Pride in Hull is a registered charity with a board of trustees, which allows the event to be run democratically and with equal amounts of decision making throughout its core team. Whilst working with the entire team and collaborating with supporters, Matt also takes responsibility over corporate partnerships and sponsorships, including the support received from James Legal, the University of Hull, BP, Humberside Police and Humberside Fire and Rescue Service.
“Hull UK City of Culture 2017 had such a huge impact on Pride in Hull. Before then we were attracting about 9,000 people, but in 2017 it jumped to 44,000. Whilst amazing, this came with a huge learning curve, as organising an event of that size is very different. We actually thought the numbers might dip after that but they grew to 50,000 in 2018. We’re the biggest free Pride in the country and the atmosphere is out of this world.”
This year’s event on Saturday 20th July was no exception, with thousands flocking to Queen’s Gardens to enjoy the live entertainment, drinks tents and happy vibes. However, though the day is designed to be fun for all, there’s also a deeper message at its heart, as Matt points out: “We felt that we’d lost some of the roots around protest and political motivations, so we addressed this by sharing a range of messages through the parade and celebrating the community’s heritage and evolution.”
This took the form of over a hundred placards with slogans taken from Pride parades over the last fifty years, highlighting issues that people were angry and passionate about at the time, such as Stonewall and Section 28, as well as issues affecting the modern world. In true Pride in Hull style, this was delivered in a way that packed a punch yet remained peaceful, family-friendly and super colourful.
Pride in Hull is a not-for-profit organisation run by volunteers, and Matt says that the team behind it is constantly evolving the brand: “From an upgraded website and marketing materials, to a strong social media strategy and excellent photography, the event becomes more polished and professional with each year that passes.”
Alongside widespread PR coverage, with festivalgoers visiting our city from around the UK, the team also expanded the brand’s reach by running a pop-up shop in the Fruit Market: “Wykeland very kindly gave us this retail unit free of charge. It was a great resource and really gave us a presence prior to the big day. We sold out of stock very quickly and had to reorder, so it was a huge success.”

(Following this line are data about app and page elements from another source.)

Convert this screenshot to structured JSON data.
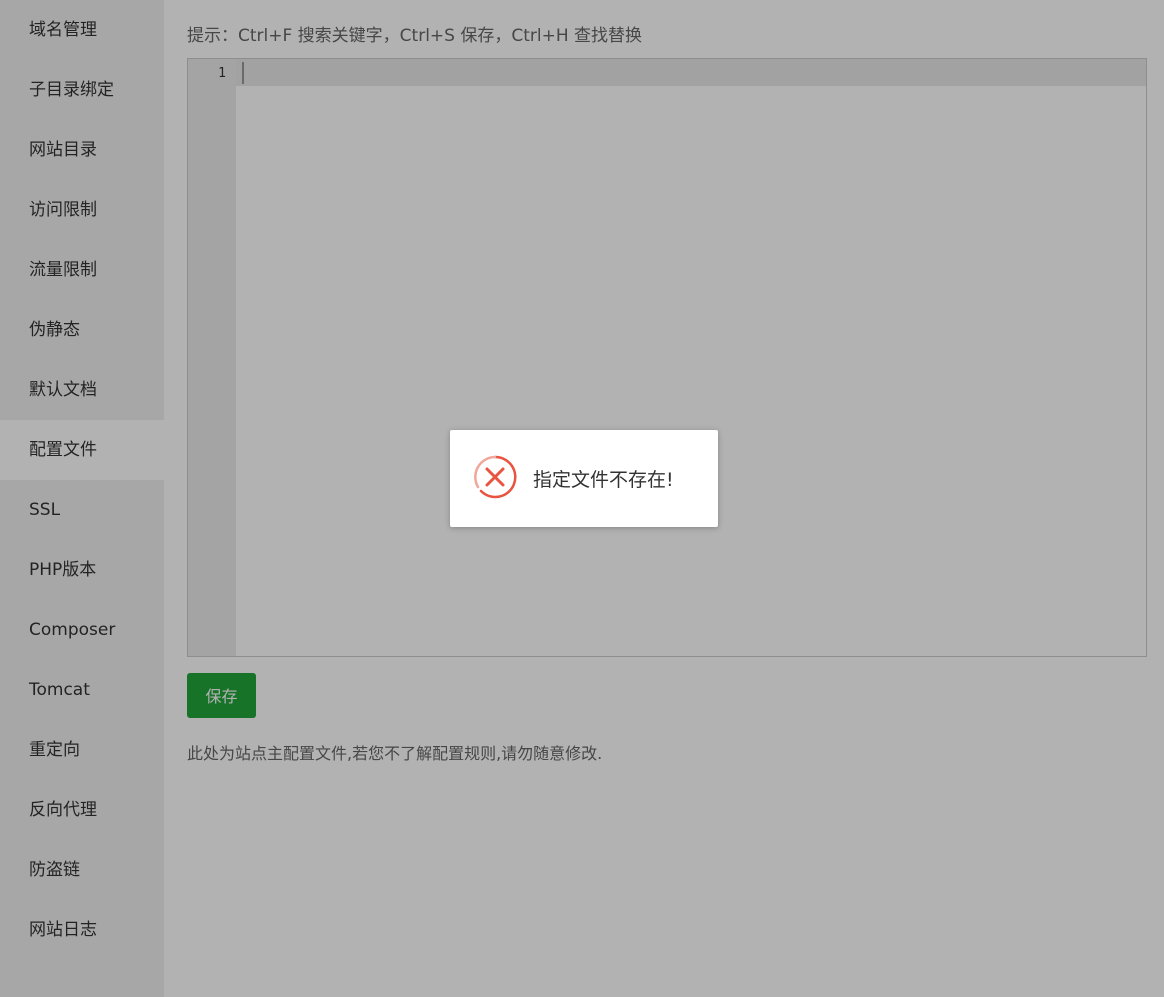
{
  "sidebar": {
    "items": [
      {
        "label": "域名管理"
      },
      {
        "label": "子目录绑定"
      },
      {
        "label": "网站目录"
      },
      {
        "label": "访问限制"
      },
      {
        "label": "流量限制"
      },
      {
        "label": "伪静态"
      },
      {
        "label": "默认文档"
      },
      {
        "label": "配置文件",
        "active": true
      },
      {
        "label": "SSL"
      },
      {
        "label": "PHP版本"
      },
      {
        "label": "Composer"
      },
      {
        "label": "Tomcat"
      },
      {
        "label": "重定向"
      },
      {
        "label": "反向代理"
      },
      {
        "label": "防盗链"
      },
      {
        "label": "网站日志"
      }
    ]
  },
  "main": {
    "tip": "提示：Ctrl+F 搜索关键字，Ctrl+S 保存，Ctrl+H 查找替换",
    "editor": {
      "line_number": "1",
      "content": ""
    },
    "save_label": "保存",
    "note": "此处为站点主配置文件,若您不了解配置规则,请勿随意修改."
  },
  "toast": {
    "icon": "error-circle-icon",
    "message": "指定文件不存在!"
  },
  "colors": {
    "accent": "#20a53a",
    "error": "#e8543f",
    "overlay": "rgba(0,0,0,0.30)"
  }
}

Our team at Drunk Animal were excited to work with Pride in Hull by creating large freestanding letters that spelled out “PRIDE”, which were painted in the rainbow colours and filled with balloons. This created an eye-catching piece of experiential marketing for the event, with plenty of people taking selfies in front of our technicoloured installation.
“Pride in Hull is free to attend but there’s a very big cost behind it,” adds Matt. “The support from our partners is hugely appreciated, plus public donations make a huge difference. If you’d like to support next year’s event, you can donate through the website or text HULL 3 to 70085 to donate £3, or change the 3 to another number up to £20. Every pound goes a long way and you’ll help us to make the 2020 festival bigger, brighter and bolder than ever!”